With three shows left and tickets sold, but worried for the people involved with the show, Pike and Meaker made a bold decision. Instead of cancelling the remaining performances, they made some changes. The Friday night performance began with the only male voice in the show—they played the voicemail left by Bruce Lazurus of Samuel French, which received cheers from the sold out audience. For the rest of the show any time a line from Bad Jews came up, someone from offstage would yell “Redacted!” —and the show went on.

The short run has now ended but the team have received two more cease and desist letters, including one for their use of The Whipping Man, which actually has no female parts, and the script is simply flipped through on stage.

While That’swhatshesaid is about women in theatre, this production is now about fair use and copyright infringement. Does what happened overshadow the original intent or does it highlight the point exactly? Would these actions have been taken against the show if it weren’t for the subject matter?

Do you think That’swhatshesaid was out of bounds? Is this a project that needs to be seen, despite the potential for legal ramification? How do you think the licensing company should have responded?

More on the story….

Blabbermouth Podcast interview with director HATLO.

Erin Pike’s thoughts on making That’swhatshesaid, before the controversy started.

Watch That’swhatshesaid: Redacted mini doc

Rich Smith’s follow up article – Erin Pike and That’swhatshesaid Went on Despite Cease and Desist Order, Legal Ramifications Remain Uncertain

One response to “You Can’t Say That”

  1. Karla says:

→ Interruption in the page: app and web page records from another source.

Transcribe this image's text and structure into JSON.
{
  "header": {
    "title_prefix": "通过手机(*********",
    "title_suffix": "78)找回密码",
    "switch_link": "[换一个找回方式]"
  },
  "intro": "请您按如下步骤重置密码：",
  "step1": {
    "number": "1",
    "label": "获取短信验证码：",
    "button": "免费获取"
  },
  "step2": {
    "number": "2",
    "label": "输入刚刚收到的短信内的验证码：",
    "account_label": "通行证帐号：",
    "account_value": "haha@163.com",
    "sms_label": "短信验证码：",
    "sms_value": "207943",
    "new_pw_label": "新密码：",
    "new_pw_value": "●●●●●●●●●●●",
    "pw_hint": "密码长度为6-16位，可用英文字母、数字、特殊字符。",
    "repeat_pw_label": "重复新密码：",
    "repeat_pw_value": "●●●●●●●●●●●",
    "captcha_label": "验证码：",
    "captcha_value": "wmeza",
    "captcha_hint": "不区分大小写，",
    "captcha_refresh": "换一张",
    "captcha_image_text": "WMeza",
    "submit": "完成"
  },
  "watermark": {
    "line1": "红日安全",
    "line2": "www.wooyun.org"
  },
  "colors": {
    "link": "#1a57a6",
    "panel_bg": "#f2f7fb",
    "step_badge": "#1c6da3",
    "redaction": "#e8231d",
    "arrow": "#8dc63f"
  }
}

    I don’t know much about theatre or this play or licensing, but I have to say I think this controversy highlights the point exactly and there is no way these actions would have been taken if it were different subject matter. This project is so valid and so meaningful, I hope more people hear about this. What a profoundly ridiculous scenario. This is exactly why women have to keep making art and being loud!